However, even the lack of suspense doesn’t diminish the fact that the POY award caps a season by Sullivan that is unquestionably among the best for a quarterback in the history of the Redwood Empire. Opposing coaches knew their defenses were in for a long night when they played Fort Bragg over the past two seasons.
“I was impressed with Sullivan’s maturity. He never made a bad decision,” Cloverdale coach Chad Prieskorn said. “The way he ran that spread offense was really impressive. The success that kid had at a small school is mind-boggling.”
Middletown coach Bill Foltmer said: “Sullivan is one of the top quarterbacks I have faced in my 35 years of coaching football.”
The case for Sullivan being named the offensive POY hinged not only on his stratospheric numbers but also his intangibles.
“Sullivan was a general out there and was the main reason Fort Bragg was so successful,” Prieskorn said. “I know he will succeed wherever he goes. He will find a way to win.”
According to MaxPreps.com, Sullivan’s final rankings among California prep quarterbacks for the 2015 season are as follows:
1st in average yards passing per game (349)
1st in completions per game (24.5)
1st in total yards per game (392)
2nd in completions for the season (294)
3rd in passing yards for the season (4,192)
3rd in total yards for the season (4,706)
“First in the state in passing yards and total yards, that is pretty unbelievable,” Fort Bragg coach Roy Perkins said. “His numbers are staggering. Kaylor has changed the game here over the past two years.”
Sullivan also set a single-game Redwood Empire record with 539 yards passing in a win over Willits this season. For his career, Sullivan completed 521 of 806 attempts for 7,487 yards with 81 touchdown passes in 22 games.
In a modest manner, Sullivan doesn’t shy away from discussing his records but said that wasn’t his main focus.
“The records are cool, but at the end of the day it’s not really about you. The best part of it all was playing football with my friends,” Sullivan said. “My offensive line and receivers, we all know each other. We are kind of like brothers.”
No doubt Sullivan’s achievements are impressive, including a game in 2014 when Sullivan threw eight touchdown passes against Encina Prep of Sacramento in one half, setting a California state record and tying a national mark and drawing wide attention to Fort Bragg.
But the records and gaudy numbers aren’t the only aspects of Sullivan’s game that will leave an indelible impression on Perkins, teammates and opponents.

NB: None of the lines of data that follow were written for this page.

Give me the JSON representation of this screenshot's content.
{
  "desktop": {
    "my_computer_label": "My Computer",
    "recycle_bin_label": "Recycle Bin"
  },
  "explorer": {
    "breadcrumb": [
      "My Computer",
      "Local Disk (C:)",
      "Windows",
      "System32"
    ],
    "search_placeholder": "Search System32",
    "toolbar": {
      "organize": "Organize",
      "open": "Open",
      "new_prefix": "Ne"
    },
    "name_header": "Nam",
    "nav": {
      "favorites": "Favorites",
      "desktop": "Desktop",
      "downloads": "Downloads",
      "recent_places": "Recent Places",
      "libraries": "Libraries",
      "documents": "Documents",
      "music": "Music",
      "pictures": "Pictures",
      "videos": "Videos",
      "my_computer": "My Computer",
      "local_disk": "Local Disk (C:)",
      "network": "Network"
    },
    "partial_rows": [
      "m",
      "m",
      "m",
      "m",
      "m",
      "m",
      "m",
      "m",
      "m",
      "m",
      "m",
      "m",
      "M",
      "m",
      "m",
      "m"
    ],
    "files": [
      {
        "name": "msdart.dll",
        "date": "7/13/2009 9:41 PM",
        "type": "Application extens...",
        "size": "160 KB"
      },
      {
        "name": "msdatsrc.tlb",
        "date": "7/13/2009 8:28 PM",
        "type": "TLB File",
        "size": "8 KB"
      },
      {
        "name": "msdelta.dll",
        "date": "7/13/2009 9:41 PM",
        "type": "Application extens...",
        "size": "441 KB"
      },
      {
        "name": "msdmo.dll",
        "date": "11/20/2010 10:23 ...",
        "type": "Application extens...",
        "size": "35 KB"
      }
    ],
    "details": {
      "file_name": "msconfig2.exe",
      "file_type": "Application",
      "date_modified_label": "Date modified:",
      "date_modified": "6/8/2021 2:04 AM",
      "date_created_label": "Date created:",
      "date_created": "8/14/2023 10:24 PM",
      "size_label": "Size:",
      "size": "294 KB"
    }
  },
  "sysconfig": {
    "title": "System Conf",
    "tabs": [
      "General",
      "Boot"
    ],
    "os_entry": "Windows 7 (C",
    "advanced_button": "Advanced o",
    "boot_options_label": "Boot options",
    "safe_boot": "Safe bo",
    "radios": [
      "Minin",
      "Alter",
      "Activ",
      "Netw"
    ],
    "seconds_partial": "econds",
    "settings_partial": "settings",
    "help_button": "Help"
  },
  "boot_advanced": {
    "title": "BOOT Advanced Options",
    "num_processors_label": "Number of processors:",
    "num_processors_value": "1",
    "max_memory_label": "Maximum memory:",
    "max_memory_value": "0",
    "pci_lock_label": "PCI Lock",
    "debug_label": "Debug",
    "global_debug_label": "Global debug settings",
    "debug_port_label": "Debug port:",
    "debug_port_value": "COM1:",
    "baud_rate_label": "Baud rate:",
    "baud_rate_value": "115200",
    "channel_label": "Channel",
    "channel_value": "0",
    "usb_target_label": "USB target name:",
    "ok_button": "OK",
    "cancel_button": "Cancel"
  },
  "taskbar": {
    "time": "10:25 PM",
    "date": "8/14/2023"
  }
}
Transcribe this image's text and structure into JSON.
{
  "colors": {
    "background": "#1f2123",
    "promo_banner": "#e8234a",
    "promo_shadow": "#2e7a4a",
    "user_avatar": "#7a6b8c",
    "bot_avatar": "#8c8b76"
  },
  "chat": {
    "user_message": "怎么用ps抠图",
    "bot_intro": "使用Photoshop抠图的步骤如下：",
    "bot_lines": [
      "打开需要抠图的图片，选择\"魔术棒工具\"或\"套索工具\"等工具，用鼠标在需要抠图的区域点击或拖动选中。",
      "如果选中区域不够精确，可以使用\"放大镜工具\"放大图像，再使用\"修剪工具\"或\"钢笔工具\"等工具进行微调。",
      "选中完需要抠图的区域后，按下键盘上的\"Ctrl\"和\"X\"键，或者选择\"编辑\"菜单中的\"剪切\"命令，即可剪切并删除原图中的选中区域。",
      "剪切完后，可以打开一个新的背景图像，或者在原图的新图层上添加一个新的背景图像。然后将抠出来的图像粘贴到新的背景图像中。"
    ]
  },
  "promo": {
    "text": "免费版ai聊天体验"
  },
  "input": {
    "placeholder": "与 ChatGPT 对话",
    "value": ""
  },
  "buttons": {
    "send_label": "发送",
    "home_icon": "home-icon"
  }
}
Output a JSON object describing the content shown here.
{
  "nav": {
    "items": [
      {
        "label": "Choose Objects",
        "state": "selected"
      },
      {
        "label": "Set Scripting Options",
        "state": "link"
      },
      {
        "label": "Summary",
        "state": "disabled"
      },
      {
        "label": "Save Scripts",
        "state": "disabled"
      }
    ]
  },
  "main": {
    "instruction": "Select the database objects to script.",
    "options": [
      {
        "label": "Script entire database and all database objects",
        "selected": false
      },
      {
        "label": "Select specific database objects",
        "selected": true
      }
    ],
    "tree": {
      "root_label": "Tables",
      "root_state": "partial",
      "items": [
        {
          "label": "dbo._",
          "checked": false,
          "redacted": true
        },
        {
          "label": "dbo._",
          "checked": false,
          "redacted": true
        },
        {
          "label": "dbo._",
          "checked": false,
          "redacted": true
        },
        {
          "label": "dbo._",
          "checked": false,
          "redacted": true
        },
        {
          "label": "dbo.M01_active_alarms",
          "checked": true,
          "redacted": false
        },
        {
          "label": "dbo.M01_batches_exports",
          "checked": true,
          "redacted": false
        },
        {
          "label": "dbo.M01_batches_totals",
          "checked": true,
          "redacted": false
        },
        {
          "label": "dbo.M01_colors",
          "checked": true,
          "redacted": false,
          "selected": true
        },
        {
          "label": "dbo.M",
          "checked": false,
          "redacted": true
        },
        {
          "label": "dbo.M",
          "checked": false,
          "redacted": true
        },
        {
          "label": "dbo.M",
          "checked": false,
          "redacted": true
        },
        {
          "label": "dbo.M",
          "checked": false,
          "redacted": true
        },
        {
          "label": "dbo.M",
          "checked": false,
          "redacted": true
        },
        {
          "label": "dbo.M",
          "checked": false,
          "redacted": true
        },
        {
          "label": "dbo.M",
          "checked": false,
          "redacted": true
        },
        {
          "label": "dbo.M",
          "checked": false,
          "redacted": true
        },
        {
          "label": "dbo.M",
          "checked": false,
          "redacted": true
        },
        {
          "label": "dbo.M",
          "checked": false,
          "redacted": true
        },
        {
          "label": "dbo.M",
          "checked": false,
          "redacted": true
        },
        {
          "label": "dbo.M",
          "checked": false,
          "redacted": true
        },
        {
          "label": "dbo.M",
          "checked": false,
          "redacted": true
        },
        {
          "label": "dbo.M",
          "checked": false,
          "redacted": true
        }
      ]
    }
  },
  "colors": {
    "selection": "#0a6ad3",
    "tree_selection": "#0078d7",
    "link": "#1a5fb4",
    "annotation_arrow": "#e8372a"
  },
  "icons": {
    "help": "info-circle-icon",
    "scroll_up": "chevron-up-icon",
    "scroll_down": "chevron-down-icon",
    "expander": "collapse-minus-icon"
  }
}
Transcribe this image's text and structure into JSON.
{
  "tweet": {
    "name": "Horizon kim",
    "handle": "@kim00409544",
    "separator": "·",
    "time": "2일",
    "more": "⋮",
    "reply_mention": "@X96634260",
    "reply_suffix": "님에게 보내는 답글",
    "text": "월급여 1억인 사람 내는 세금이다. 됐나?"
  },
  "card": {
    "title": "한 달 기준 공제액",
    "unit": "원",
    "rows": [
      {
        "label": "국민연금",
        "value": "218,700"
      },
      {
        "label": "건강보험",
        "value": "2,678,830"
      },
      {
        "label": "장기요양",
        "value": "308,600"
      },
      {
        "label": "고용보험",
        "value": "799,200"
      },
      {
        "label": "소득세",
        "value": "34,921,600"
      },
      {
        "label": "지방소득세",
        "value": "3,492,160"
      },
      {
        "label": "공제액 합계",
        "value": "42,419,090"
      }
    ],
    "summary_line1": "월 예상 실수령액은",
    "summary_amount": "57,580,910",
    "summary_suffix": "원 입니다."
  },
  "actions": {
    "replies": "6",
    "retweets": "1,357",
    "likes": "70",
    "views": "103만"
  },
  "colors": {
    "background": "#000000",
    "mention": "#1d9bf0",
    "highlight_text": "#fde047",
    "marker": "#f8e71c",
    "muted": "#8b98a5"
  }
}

Perkins said Sullivan had great dedication to his team, a hardy work ethic and was able to handle the pressure on a weekly basis when defenses devised every scheme imaginable to stop him.
“Kaylor is incredibly competitive,” Perkins said. “The bigger the stage and the more pressure there was on him, the better he did.”